"Sidney Griffith's book elegantly enlarges conventional conceptions frequently found in histories of Christianity. . . . The book provides access to a field of study that is usually not open to non-specialists. It also offers points of reflection and debate for scholars who themselves are interested in opening their respective areas of study to non-specialists across the disciplines."—Kirsten Ruther, Canadian Journal of History
"This important book, more than twenty-five years in the making, represents a significant contribution to the history of Christian-Muslim dialogue by an acknowledged expert on the interaction between indigenous Christians, particularly those of the Eastern Church's, and their Muslim rulers, resulting from the meteoric expansion of the new religion. Of value to the specialist, not least for the extensive bibliography provided, the book is nevertheless written in such a way as to be accessible to the general reader."—John Flannery, Cambridge Journals
"This will become a valuable resource for many years to come. . . . In a post-modern, pluralistic, global environment, core Christian beliefs will face new challenges. One of the most overt challenges will come from a close encounter with Islam. This book will be a vital, even necessary, resource in filling in a major historical gap in that encounter."—Evertt W. Huffard, Missiology
"The study offers engaging and accessible reading for the layman, as well as a helpful overview for the researcher—some thirty pages of reference literature will prove useful for anyone who embarks on the search of the earliest Christian-Muslim contacts."—Ljubica Miocevic, European Legacy
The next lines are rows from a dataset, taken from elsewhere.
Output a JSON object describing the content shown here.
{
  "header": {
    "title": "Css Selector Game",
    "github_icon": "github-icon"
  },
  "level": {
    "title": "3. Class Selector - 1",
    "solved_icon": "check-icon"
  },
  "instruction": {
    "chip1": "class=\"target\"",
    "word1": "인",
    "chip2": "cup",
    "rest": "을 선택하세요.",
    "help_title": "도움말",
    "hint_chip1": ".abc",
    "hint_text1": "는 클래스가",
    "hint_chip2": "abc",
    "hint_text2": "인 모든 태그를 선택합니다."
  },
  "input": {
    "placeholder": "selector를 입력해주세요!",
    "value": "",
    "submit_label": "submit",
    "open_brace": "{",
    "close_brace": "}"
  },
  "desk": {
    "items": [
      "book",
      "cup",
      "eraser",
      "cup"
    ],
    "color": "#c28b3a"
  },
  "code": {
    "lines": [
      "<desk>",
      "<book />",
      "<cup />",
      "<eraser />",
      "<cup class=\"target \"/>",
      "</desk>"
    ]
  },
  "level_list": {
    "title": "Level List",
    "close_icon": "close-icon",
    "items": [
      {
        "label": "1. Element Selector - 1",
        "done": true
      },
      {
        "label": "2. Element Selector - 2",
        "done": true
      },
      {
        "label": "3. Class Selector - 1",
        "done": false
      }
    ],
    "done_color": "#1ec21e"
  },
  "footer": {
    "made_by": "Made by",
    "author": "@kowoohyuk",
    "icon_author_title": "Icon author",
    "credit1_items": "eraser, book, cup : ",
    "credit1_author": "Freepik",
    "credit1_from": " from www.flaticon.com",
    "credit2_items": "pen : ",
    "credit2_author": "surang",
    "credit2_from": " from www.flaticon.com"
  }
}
"This book is a welcome synthesis of a lifetime of scholarship that lays out the little-known history of churches under Islam that whets the appetite to learn more."—Daniel Joslyn-Siemiatkoski, Anglican and Episcopal History
"This is an important and helpful volume. It reminds us that Christian-Muslim dialogue has a long history. It helps us understand the beginning of Christian-Muslim dialogue that predated thinkers like Peter Abelard and Thomas Aquinas. . . . [Griffith's] volume might well help us think about how better to engage and encounter Muslims in interfaith conversation."—David C. Ratke, Dialog
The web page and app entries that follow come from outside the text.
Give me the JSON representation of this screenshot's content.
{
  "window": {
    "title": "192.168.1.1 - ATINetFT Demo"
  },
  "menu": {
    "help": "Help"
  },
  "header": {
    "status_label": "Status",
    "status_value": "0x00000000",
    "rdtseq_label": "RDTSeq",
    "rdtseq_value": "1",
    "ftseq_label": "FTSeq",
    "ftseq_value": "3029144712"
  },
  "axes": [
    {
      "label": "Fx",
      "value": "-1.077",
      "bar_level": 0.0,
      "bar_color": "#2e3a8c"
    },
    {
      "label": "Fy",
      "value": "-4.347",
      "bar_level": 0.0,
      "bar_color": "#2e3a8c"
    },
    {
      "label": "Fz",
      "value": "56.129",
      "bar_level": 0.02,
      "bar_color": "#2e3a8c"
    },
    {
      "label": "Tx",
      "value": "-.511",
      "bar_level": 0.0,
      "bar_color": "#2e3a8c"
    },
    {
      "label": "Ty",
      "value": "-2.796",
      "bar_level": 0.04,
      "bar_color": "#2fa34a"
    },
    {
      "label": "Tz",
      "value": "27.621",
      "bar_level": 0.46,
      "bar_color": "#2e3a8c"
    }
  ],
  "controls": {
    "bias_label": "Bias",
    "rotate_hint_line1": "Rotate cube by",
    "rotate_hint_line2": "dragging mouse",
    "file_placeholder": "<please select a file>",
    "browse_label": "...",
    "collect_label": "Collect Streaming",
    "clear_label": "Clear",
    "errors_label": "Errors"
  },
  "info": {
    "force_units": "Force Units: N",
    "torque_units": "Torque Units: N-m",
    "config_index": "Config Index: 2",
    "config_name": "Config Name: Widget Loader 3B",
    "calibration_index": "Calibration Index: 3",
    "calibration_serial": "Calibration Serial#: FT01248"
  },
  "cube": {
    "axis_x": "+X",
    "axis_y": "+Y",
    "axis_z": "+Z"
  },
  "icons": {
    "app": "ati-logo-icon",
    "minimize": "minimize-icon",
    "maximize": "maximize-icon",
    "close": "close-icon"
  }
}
"[T]his book provides an excellent introduction of the pertinent material and literature. It is also useful for scholars who wish to pursue further the topics that Griffith raises because he includes a wealth of resources in the footnotes and bibliography. Thanks to Griffith's work, the history of Christianity in the East does not lie completely in the shadow."—J. Edward Walters, Restoration Quarterly
"The volume is very nicely produced. A good index is provided, and over 30 pages of bibliography. . . . It can indeed serve as an excellent guide."—Michael L. Fitzgerald, Bibliographie
"The Church in the Shadow of the Mosque is a book of uncommon learning and profound insight. The clarity of understanding, conciseness of presentation, and lucid command of deeper ramifications are qualities that only years of intimacy with the material can yield. This is a book that few scholars could have produced. It is also acutely timely. Scholars and students, as well as interested general readers, will find this book fruitful, engaging, challenging, and rewarding."—Susan Ashbrook Harvey, Brown University
"In this book, one of the most prominent scholars in the field builds on his previous work to tell the story of the formation and development of Arab Christianity. Sidney Griffith forcefully argues for the unique character of the Christian Arabic profile. Such a book is badly needed. Reflecting the author's erudition and replete with insights, it opens the rich cultural world of the Arab Middle Ages to nonspecialists."—Sarah Stroumsa, Hebrew University of Jerusalem